Mercury in Throughfall and Litterfall Inputs and Stream Export in the Great Smoky Mountains National Park 2007 - 2009
Suzanne Fisher and Mark Wolfe
Tennessee Valley Authority
Several major mercury input and export pathways were sampled at three elevations in the Great Smoky Mountain National Park (GSMNP) between April and October during both 2007 and 2009. Throughfall (TF) which is precipitation that reaches the forest floor after falling through and interacting with the forest canopy and litterfall (LF) which are pieces and fragments of leaves, twigs, bark etc. that fall to the forest floor are two pathways which comprise the bulk of the mercury that reaches the forest floor and ultimately enters nutrient cycling pathways that bring mercury into various trophic levels of the forest ecosystem and eventually to aquatic ecosystems. In a discussion of the causal factors of increased mercury in the Tennessee River Valley and the Northern hemisphere (Joslin, 1994) identified the major inputs to water bodies and the transformational factors that either result in sequestration or higher concentrations of mercury in aquatic environments. Interestingly, Joslin identified Fontana Lake, which is bordered by the GSMNP, and other similar high elevation lakes in the Tennessee Valley as being potentially vulnerable to future increases in mercury levels in fish. This vulnerability was suggested to be attributable to the relatively low acid neutralizing capacity (ANC) and low nutrient levels of lake water which affect within-lake mechanisms that lessen the rate of mercury loss through volatilization and may increase mercury methylation. Mercury and its cycling within various environmental components are of concern to TVA because of the potential for adverse human health impacts in sensitive populations resulting from the presence of methylmercury in fish.
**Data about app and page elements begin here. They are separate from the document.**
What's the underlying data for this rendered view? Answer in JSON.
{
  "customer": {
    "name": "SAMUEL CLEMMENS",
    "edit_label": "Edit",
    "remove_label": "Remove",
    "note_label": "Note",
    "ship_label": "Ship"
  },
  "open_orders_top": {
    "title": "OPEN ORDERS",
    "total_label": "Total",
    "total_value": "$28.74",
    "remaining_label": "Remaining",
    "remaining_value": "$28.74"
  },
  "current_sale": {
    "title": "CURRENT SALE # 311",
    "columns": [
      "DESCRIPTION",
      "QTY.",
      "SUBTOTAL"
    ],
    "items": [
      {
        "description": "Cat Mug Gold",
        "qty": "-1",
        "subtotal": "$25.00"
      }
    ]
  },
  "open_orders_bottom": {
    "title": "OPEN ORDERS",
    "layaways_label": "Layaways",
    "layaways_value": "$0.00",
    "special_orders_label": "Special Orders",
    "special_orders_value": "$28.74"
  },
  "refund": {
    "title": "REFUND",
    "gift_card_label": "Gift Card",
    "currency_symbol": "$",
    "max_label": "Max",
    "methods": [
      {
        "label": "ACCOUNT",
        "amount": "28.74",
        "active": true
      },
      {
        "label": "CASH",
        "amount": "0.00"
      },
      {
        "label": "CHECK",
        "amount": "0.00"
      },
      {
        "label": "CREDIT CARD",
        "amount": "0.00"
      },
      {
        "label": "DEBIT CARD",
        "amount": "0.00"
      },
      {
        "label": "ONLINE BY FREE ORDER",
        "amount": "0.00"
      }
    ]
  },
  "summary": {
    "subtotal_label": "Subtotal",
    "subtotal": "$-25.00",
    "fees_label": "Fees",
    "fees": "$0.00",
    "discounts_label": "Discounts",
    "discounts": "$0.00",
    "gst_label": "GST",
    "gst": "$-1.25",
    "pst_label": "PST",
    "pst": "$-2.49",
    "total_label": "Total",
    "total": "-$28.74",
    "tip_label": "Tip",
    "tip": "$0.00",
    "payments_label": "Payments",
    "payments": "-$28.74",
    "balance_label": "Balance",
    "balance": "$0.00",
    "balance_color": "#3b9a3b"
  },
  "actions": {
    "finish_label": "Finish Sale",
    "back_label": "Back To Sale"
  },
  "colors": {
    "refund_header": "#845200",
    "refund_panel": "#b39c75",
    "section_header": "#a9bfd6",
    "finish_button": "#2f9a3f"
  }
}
Mercury emissions from coal-fired power plants, particularly those in Asia, together with other various worldwide sources are primary contributors of mercury to the environment. It is thought that regional high elevation sites are potentially affected more than low elevation sites. This study is designed to generate some initial data that may provide some basic understanding of mercury movement within the terrestrial ecosystem of the GSMNP. Sampling was initiated in April 2007 and expanded and focused on primary mercury inputs and exports in 2008 and 2009. Reported here are the results from 2007 through current 2009 collection period.
This study is being carried out at three sites; two high elevation sites - Clingmans Dome (CD) at 6643 ft and Noland Divide (ND) at 5578 ft and a low elevation site - Noland Creek (NC) at 1945 ft. The CD and ND sites are coniferous forest composed of primarily fir (Abies fraseri) at the CD site and spruce (Picea rubens)